> _INSTRUCTIONS FOR THE TASK_
Count up the lines in the listing below that hold "view", and answer with the total alone.

> _DATASET RECORDS_
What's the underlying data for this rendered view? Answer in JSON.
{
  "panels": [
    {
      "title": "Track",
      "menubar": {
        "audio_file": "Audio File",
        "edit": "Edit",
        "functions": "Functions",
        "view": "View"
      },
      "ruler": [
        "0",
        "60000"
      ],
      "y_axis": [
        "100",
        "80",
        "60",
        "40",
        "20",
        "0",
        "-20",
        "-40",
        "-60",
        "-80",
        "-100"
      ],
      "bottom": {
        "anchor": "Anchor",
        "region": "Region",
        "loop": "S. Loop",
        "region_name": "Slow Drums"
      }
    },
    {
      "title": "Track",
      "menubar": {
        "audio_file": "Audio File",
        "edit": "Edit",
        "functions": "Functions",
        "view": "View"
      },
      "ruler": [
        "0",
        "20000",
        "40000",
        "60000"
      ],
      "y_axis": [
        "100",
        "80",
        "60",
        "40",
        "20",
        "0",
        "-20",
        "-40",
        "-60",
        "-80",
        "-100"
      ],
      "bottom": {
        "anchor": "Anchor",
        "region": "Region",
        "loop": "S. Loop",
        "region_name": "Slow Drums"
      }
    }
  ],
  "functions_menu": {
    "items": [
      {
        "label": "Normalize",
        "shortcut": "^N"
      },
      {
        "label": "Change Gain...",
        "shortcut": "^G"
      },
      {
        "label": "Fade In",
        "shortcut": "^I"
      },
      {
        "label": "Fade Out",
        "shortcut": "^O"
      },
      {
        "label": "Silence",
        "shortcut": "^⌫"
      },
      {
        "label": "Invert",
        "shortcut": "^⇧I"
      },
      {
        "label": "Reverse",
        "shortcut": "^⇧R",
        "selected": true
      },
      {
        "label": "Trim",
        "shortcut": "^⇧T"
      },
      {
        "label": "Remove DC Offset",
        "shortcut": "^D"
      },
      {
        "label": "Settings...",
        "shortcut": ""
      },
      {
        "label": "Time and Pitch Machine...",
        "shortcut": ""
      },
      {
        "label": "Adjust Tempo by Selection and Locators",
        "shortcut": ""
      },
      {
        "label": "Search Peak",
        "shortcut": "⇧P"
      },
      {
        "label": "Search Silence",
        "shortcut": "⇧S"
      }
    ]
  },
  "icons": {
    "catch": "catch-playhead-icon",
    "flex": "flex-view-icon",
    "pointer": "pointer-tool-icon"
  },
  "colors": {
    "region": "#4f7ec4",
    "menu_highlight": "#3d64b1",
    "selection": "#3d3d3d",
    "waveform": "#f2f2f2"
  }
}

> _SOLUTION_
4